» Exercise description
The entries are to be duplicated exactly, though any picture in them must be omitted.

» Exercise data
== Segment start ==

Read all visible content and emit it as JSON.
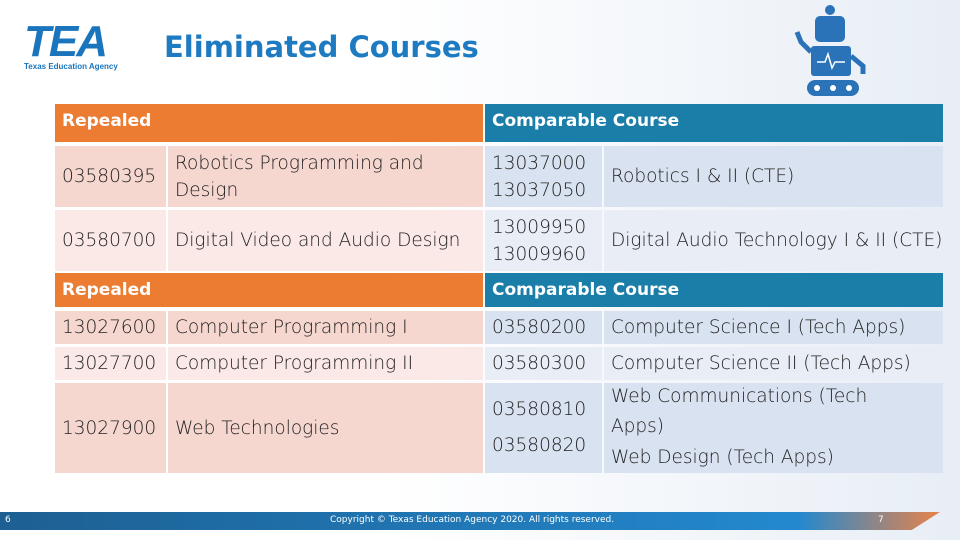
{
  "header": {
    "logo_text": "TEA",
    "logo_subtitle": "Texas Education Agency",
    "title": "Eliminated Courses",
    "robot_icon": "robot-icon"
  },
  "table": {
    "section1": {
      "left_header": "Repealed",
      "right_header": "Comparable Course",
      "rows": [
        {
          "code": "03580395",
          "name": "Robotics Programming and Design",
          "comparable_codes": [
            "13037000",
            "13037050"
          ],
          "comparable_name": "Robotics I & II (CTE)"
        },
        {
          "code": "03580700",
          "name": "Digital Video and Audio Design",
          "comparable_codes": [
            "13009950",
            "13009960"
          ],
          "comparable_name": "Digital Audio Technology I & II (CTE)"
        }
      ]
    },
    "section2": {
      "left_header": "Repealed",
      "right_header": "Comparable Course",
      "rows": [
        {
          "code": "13027600",
          "name": "Computer Programming I",
          "comparable_codes": [
            "03580200"
          ],
          "comparable_name": "Computer Science I (Tech Apps)"
        },
        {
          "code": "13027700",
          "name": "Computer Programming II",
          "comparable_codes": [
            "03580300"
          ],
          "comparable_name": "Computer Science II (Tech Apps)"
        },
        {
          "code": "13027900",
          "name": "Web Technologies",
          "comparable_codes": [
            "03580810",
            "03580820"
          ],
          "comparable_names": [
            "Web Communications (Tech Apps)",
            "Web Design (Tech Apps)"
          ]
        }
      ]
    }
  },
  "footer": {
    "left_number": "6",
    "copyright": "Copyright © Texas Education Agency 2020. All rights reserved.",
    "page_number": "7"
  }
}
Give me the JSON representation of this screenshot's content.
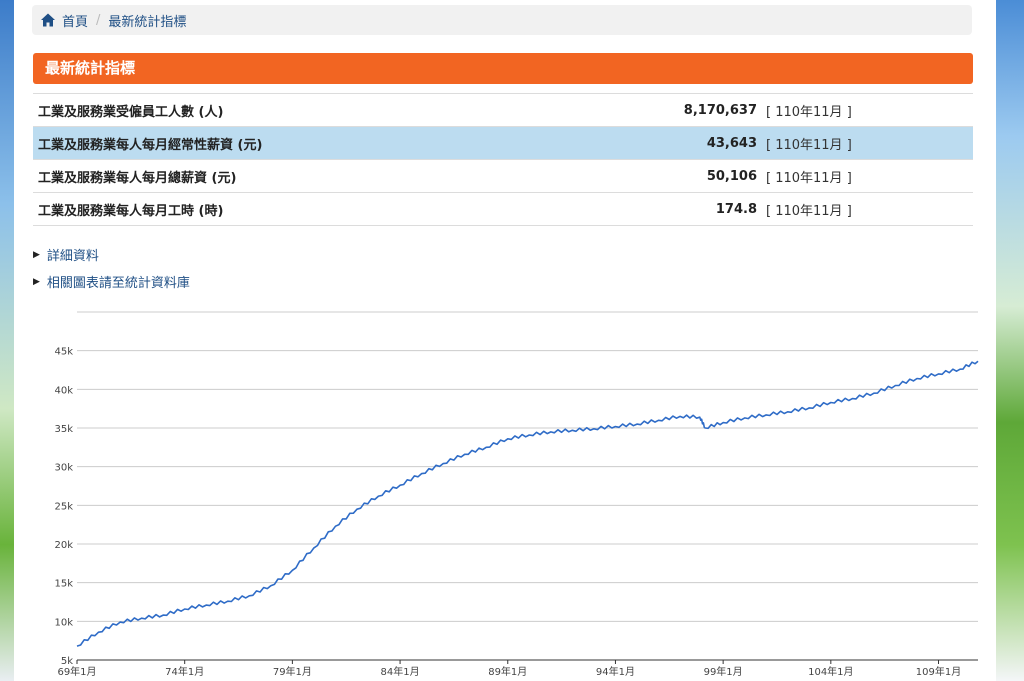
{
  "breadcrumb": {
    "home_icon": "home-icon",
    "home": "首頁",
    "separator": "/",
    "current": "最新統計指標"
  },
  "section": {
    "title": "最新統計指標"
  },
  "stats": [
    {
      "name": "工業及服務業受僱員工人數 (人)",
      "value": "8,170,637",
      "period": "[ 110年11月 ]",
      "highlighted": false
    },
    {
      "name": "工業及服務業每人每月經常性薪資 (元)",
      "value": "43,643",
      "period": "[ 110年11月 ]",
      "highlighted": true
    },
    {
      "name": "工業及服務業每人每月總薪資 (元)",
      "value": "50,106",
      "period": "[ 110年11月 ]",
      "highlighted": false
    },
    {
      "name": "工業及服務業每人每月工時 (時)",
      "value": "174.8",
      "period": "[ 110年11月 ]",
      "highlighted": false
    }
  ],
  "links": {
    "detail": "詳細資料",
    "related": "相關圖表請至統計資料庫"
  },
  "colors": {
    "accent": "#f26522",
    "highlight_row": "#bcdcf0",
    "link": "#1f4f85",
    "series_line": "#2f6cc7"
  },
  "chart_data": {
    "type": "line",
    "title": "",
    "xlabel": "",
    "ylabel": "",
    "ylim": [
      5000,
      50000
    ],
    "yticks": [
      5000,
      10000,
      15000,
      20000,
      25000,
      30000,
      35000,
      40000,
      45000
    ],
    "ytick_labels": [
      "5k",
      "10k",
      "15k",
      "20k",
      "25k",
      "30k",
      "35k",
      "40k",
      "45k"
    ],
    "xticks": [
      "69年1月",
      "74年1月",
      "79年1月",
      "84年1月",
      "89年1月",
      "94年1月",
      "99年1月",
      "104年1月",
      "109年1月"
    ],
    "grid": true,
    "x_start": "69年1月",
    "x_end": "110年11月",
    "series": [
      {
        "points": [
          [
            "69年1月",
            6800
          ],
          [
            "70年1月",
            8600
          ],
          [
            "71年1月",
            9900
          ],
          [
            "72年1月",
            10400
          ],
          [
            "73年1月",
            10800
          ],
          [
            "74年1月",
            11600
          ],
          [
            "75年1月",
            12100
          ],
          [
            "76年1月",
            12600
          ],
          [
            "77年1月",
            13300
          ],
          [
            "78年1月",
            14600
          ],
          [
            "79年1月",
            16600
          ],
          [
            "80年1月",
            19500
          ],
          [
            "81年1月",
            22300
          ],
          [
            "82年1月",
            24500
          ],
          [
            "83年1月",
            26200
          ],
          [
            "84年1月",
            27600
          ],
          [
            "85年1月",
            29100
          ],
          [
            "86年1月",
            30400
          ],
          [
            "87年1月",
            31600
          ],
          [
            "88年1月",
            32500
          ],
          [
            "89年1月",
            33600
          ],
          [
            "90年1月",
            34100
          ],
          [
            "91年1月",
            34500
          ],
          [
            "92年1月",
            34700
          ],
          [
            "93年1月",
            34900
          ],
          [
            "94年1月",
            35200
          ],
          [
            "95年1月",
            35500
          ],
          [
            "96年1月",
            36000
          ],
          [
            "97年1月",
            36500
          ],
          [
            "97年12月",
            36400
          ],
          [
            "98年3月",
            35000
          ],
          [
            "99年1月",
            35700
          ],
          [
            "100年1月",
            36300
          ],
          [
            "101年1月",
            36700
          ],
          [
            "102年1月",
            37100
          ],
          [
            "103年1月",
            37600
          ],
          [
            "104年1月",
            38300
          ],
          [
            "105年1月",
            38800
          ],
          [
            "106年1月",
            39500
          ],
          [
            "107年1月",
            40500
          ],
          [
            "108年1月",
            41400
          ],
          [
            "109年1月",
            42000
          ],
          [
            "110年1月",
            42600
          ],
          [
            "110年11月",
            43643
          ]
        ]
      }
    ]
  }
}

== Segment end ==

» Reply to the exercise
Read all visible content and emit it as JSON.
{
  "header": {
    "logo_text": "TEA",
    "logo_subtitle": "Texas Education Agency",
    "title": "Eliminated Courses",
    "robot_icon": "robot-icon"
  },
  "table": {
    "section1": {
      "left_header": "Repealed",
      "right_header": "Comparable Course",
      "rows": [
        {
          "code": "03580395",
          "name": "Robotics Programming and Design",
          "comparable_codes": [
            "13037000",
            "13037050"
          ],
          "comparable_name": "Robotics I & II (CTE)"
        },
        {
          "code": "03580700",
          "name": "Digital Video and Audio Design",
          "comparable_codes": [
            "13009950",
            "13009960"
          ],
          "comparable_name": "Digital Audio Technology I & II (CTE)"
        }
      ]
    },
    "section2": {
      "left_header": "Repealed",
      "right_header": "Comparable Course",
      "rows": [
        {
          "code": "13027600",
          "name": "Computer Programming I",
          "comparable_codes": [
            "03580200"
          ],
          "comparable_name": "Computer Science I (Tech Apps)"
        },
        {
          "code": "13027700",
          "name": "Computer Programming II",
          "comparable_codes": [
            "03580300"
          ],
          "comparable_name": "Computer Science II (Tech Apps)"
        },
        {
          "code": "13027900",
          "name": "Web Technologies",
          "comparable_codes": [
            "03580810",
            "03580820"
          ],
          "comparable_names": [
            "Web Communications (Tech Apps)",
            "Web Design (Tech Apps)"
          ]
        }
      ]
    }
  },
  "footer": {
    "left_number": "6",
    "copyright": "Copyright © Texas Education Agency 2020. All rights reserved.",
    "page_number": "7"
  }
}
Give me the JSON representation of this screenshot's content.
{
  "breadcrumb": {
    "home_icon": "home-icon",
    "home": "首頁",
    "separator": "/",
    "current": "最新統計指標"
  },
  "section": {
    "title": "最新統計指標"
  },
  "stats": [
    {
      "name": "工業及服務業受僱員工人數 (人)",
      "value": "8,170,637",
      "period": "[ 110年11月 ]",
      "highlighted": false
    },
    {
      "name": "工業及服務業每人每月經常性薪資 (元)",
      "value": "43,643",
      "period": "[ 110年11月 ]",
      "highlighted": true
    },
    {
      "name": "工業及服務業每人每月總薪資 (元)",
      "value": "50,106",
      "period": "[ 110年11月 ]",
      "highlighted": false
    },
    {
      "name": "工業及服務業每人每月工時 (時)",
      "value": "174.8",
      "period": "[ 110年11月 ]",
      "highlighted": false
    }
  ],
  "links": {
    "detail": "詳細資料",
    "related": "相關圖表請至統計資料庫"
  },
  "colors": {
    "accent": "#f26522",
    "highlight_row": "#bcdcf0",
    "link": "#1f4f85",
    "series_line": "#2f6cc7"
  },
  "chart_data": {
    "type": "line",
    "title": "",
    "xlabel": "",
    "ylabel": "",
    "ylim": [
      5000,
      50000
    ],
    "yticks": [
      5000,
      10000,
      15000,
      20000,
      25000,
      30000,
      35000,
      40000,
      45000
    ],
    "ytick_labels": [
      "5k",
      "10k",
      "15k",
      "20k",
      "25k",
      "30k",
      "35k",
      "40k",
      "45k"
    ],
    "xticks": [
      "69年1月",
      "74年1月",
      "79年1月",
      "84年1月",
      "89年1月",
      "94年1月",
      "99年1月",
      "104年1月",
      "109年1月"
    ],
    "grid": true,
    "x_start": "69年1月",
    "x_end": "110年11月",
    "series": [
      {
        "points": [
          [
            "69年1月",
            6800
          ],
          [
            "70年1月",
            8600
          ],
          [
            "71年1月",
            9900
          ],
          [
            "72年1月",
            10400
          ],
          [
            "73年1月",
            10800
          ],
          [
            "74年1月",
            11600
          ],
          [
            "75年1月",
            12100
          ],
          [
            "76年1月",
            12600
          ],
          [
            "77年1月",
            13300
          ],
          [
            "78年1月",
            14600
          ],
          [
            "79年1月",
            16600
          ],
          [
            "80年1月",
            19500
          ],
          [
            "81年1月",
            22300
          ],
          [
            "82年1月",
            24500
          ],
          [
            "83年1月",
            26200
          ],
          [
            "84年1月",
            27600
          ],
          [
            "85年1月",
            29100
          ],
          [
            "86年1月",
            30400
          ],
          [
            "87年1月",
            31600
          ],
          [
            "88年1月",
            32500
          ],
          [
            "89年1月",
            33600
          ],
          [
            "90年1月",
            34100
          ],
          [
            "91年1月",
            34500
          ],
          [
            "92年1月",
            34700
          ],
          [
            "93年1月",
            34900
          ],
          [
            "94年1月",
            35200
          ],
          [
            "95年1月",
            35500
          ],
          [
            "96年1月",
            36000
          ],
          [
            "97年1月",
            36500
          ],
          [
            "97年12月",
            36400
          ],
          [
            "98年3月",
            35000
          ],
          [
            "99年1月",
            35700
          ],
          [
            "100年1月",
            36300
          ],
          [
            "101年1月",
            36700
          ],
          [
            "102年1月",
            37100
          ],
          [
            "103年1月",
            37600
          ],
          [
            "104年1月",
            38300
          ],
          [
            "105年1月",
            38800
          ],
          [
            "106年1月",
            39500
          ],
          [
            "107年1月",
            40500
          ],
          [
            "108年1月",
            41400
          ],
          [
            "109年1月",
            42000
          ],
          [
            "110年1月",
            42600
          ],
          [
            "110年11月",
            43643
          ]
        ]
      }
    ]
  }
}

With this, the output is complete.